Ever since Michelle Obama left the White House, it sometimes feels as if the subject of childhood obesity is no longer on the public’s radar screen. However, this seems not to hold true in Utah, where Deseret News is published. That newspaper’s Opinion page recently carried a piece titled “Obesity — America’s enemy No. 1.”
The author is Jake Steinfeld, chair of the National Foundation for Governors’ Fitness Councils (NFGFC), whose mission is “to build a nation of the fittest, healthiest kids in the world.” Their National Fitness Champion campaign aims to award fitness centers to schools in every state. (So far, the number of states is up to 24.)
To pick a random example, this public relations material from the Wisconsin Governor’s office tells how the application process worked there in a recent year:
The National Fitness Champion campaign recognizes elementary and middle schools for demonstrating new and innovative ways of introducing physical activity and wellness into their curriculum… Three Wisconsin schools will be selected by the NFGFC as competition winners, each winning a $100,000 state-of-the-art fitness center for their efforts.

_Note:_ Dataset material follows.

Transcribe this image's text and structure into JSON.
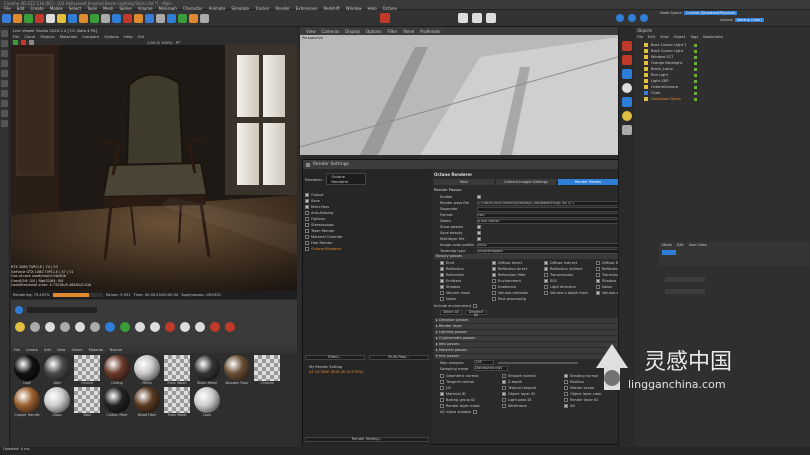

The good news is, NFGFC does not compete for scarce taxpayer dollars. The bad news is, since funding must come from somewhere, it comes from places like the Coca-Cola Company, which always causes at least a slight unease in many people’s minds.
On his bio page, Steinfeld is described as having created the personal fitness training industry, a claim that may or may not be contested by some other entrepreneur. He deserves a great deal of the credit for maintaining California’s reputation as a state where every resident is running around in jogging shorts all day long.
In the roles of fitness trainer, life coach, and lacrosse enthusiast, Steinfeld has published several books. In 2012 he was an Olympic torchbearer. His catchphrase is “Don’t quit!”
In 2016, the opioid epidemic killed at least 42,000 people that we know of because the CDC keeps track as best it can. In his op-ed piece, Steinfeld does not pussyfoot around his topic. He says:
This number is terrible and needs to be eradicated. But let me give you one more number that is mind blowing — 2.8 million. That’s the number of people who die annually from obesity related diseases. Obesity accounts for more than 1 in 5 American deaths…
Ramping up the severity of obesity is the fact that it’s linked to 60 chronic diseases… And the estimated health care costs in the United States are between $147 billion to $210 billion annually.
Steinfeld’s answer is exercise, and his arguments for the virtue of physical exertion are buttressed by anecdotal evidence — his own. That sounds like an attempt at condescension, but the opposite is intended. Few things in this world are more convincing than personal experience and a heartfelt testimonial.
Teetering on the edge of puberty, young Jake was a chubby stutterer with no self-confidence. His father bought him a set of free weights, which he made good use of and, as the saying goes, the rest is history.
The formerly awkward kid learned that regular exercise not only streamlined his physique, but helped build mental concentration and other qualities that are advantageous in getting through school. Administrators have even discovered that schools with great fitness programs and facilities experience less absenteeism and fewer discipline problems.
Still, it might be prudent to stop short of endorsing a Steinfeld blanket statement that “obesity is preventable by making a few simple changes including diet and exercise.” If only that were universally true. As has been repeated here many times, childhood obesity is multi-factorial, and some of those factors have not been quite figured out yet.
Your responses and feedback are welcome!
Source: “Op-ed: Obesity — America’s enemy No. 1,” DeseretNews.com, 04/30/18
Source: “About Us,” NatGovFit.org
Source: “Governor Scott Walker Announces Partnership with The National Foundation For Governors’ Fitness Council,” Walker.wi.gov, 03/23/16
Source: “Meet Jake,” NatGovFit.org
Photo credit: City of Boston Archives on Visualhunt/CC BY